- [EXERCISE OBJECTIVE] Please copy each line from the entries that contains the string "data".

------------------------------

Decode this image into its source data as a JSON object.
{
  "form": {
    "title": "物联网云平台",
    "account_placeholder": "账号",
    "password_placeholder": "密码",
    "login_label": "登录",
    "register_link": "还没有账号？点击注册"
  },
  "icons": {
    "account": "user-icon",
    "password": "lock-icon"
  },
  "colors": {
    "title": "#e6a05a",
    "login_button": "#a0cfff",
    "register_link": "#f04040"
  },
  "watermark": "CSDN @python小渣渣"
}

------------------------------

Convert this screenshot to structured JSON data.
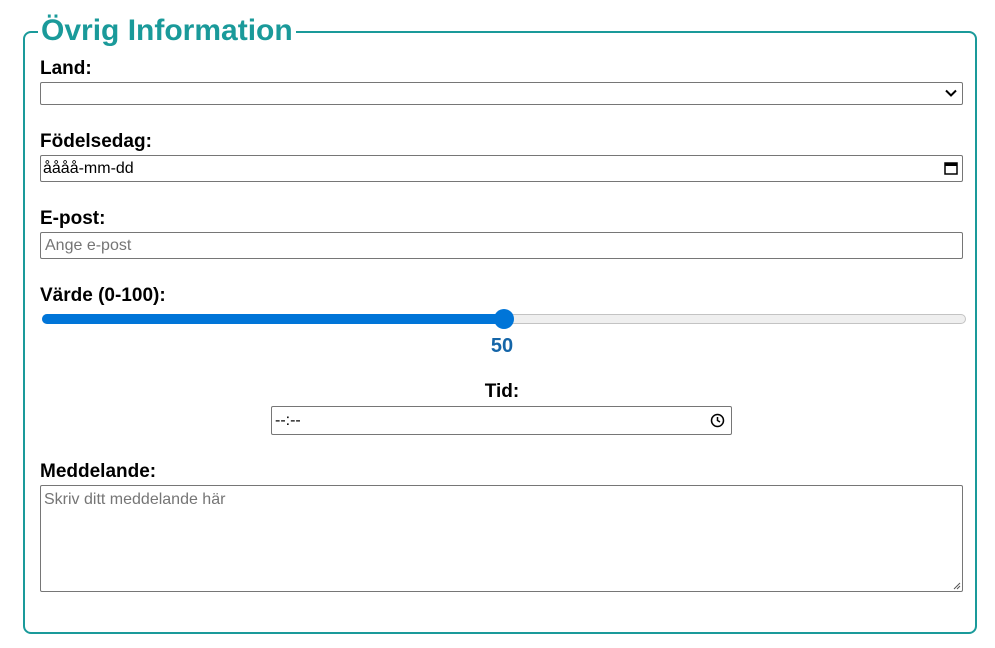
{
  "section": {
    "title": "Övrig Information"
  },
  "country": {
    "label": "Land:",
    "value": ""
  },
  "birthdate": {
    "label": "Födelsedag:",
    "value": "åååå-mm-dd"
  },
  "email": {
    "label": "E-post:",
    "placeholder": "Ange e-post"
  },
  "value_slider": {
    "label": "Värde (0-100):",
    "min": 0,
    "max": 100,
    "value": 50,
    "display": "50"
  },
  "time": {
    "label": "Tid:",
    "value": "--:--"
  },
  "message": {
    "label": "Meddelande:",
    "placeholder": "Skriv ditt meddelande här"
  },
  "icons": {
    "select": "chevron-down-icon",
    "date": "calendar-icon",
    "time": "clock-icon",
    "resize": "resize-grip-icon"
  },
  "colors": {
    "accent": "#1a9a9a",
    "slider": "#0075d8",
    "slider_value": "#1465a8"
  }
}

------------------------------

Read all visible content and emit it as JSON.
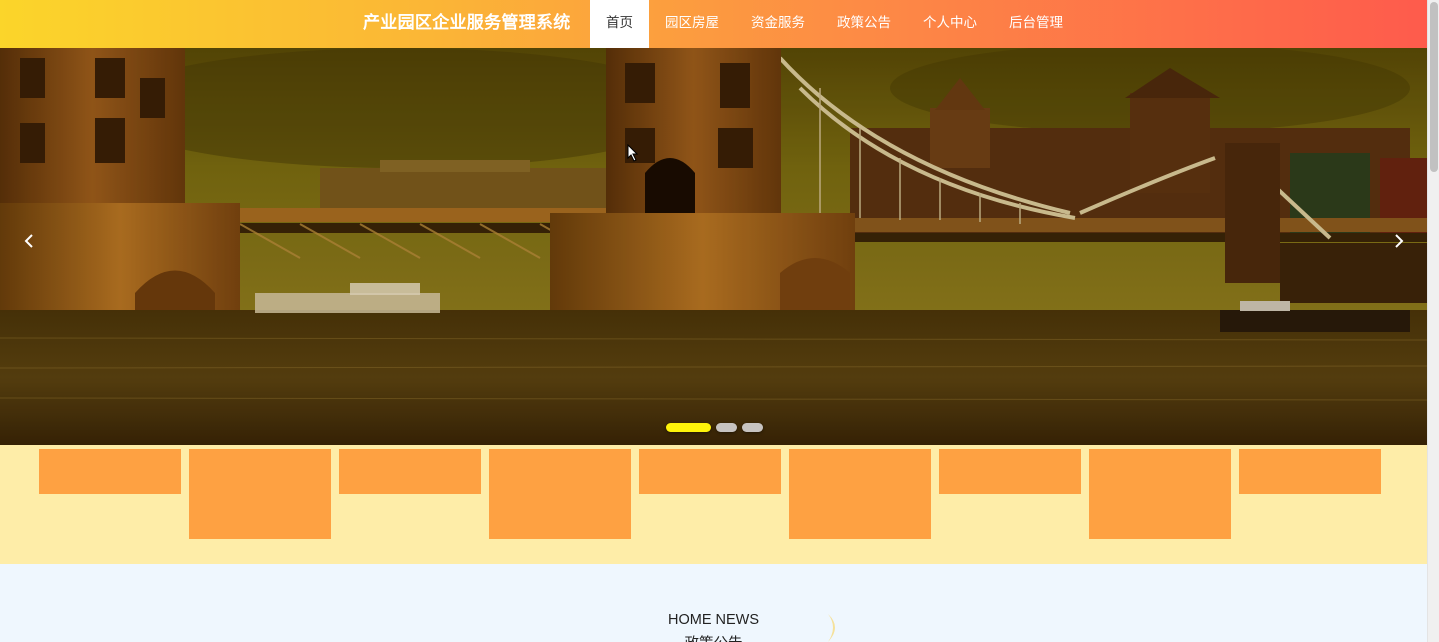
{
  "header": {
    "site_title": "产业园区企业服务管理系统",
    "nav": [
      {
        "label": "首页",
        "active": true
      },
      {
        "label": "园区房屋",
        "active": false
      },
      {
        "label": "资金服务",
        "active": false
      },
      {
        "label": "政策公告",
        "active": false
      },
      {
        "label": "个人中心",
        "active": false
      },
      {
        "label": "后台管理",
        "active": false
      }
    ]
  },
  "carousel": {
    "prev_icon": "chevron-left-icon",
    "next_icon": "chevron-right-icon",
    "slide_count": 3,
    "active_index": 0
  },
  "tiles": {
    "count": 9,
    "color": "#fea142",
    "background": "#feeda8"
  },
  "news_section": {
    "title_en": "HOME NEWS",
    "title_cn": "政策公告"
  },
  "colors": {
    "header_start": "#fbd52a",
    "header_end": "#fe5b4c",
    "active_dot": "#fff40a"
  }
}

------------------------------

- [FINISHED TASK]
Decode this image into its source data as a JSON object.
Convert this screenshot to structured JSON data.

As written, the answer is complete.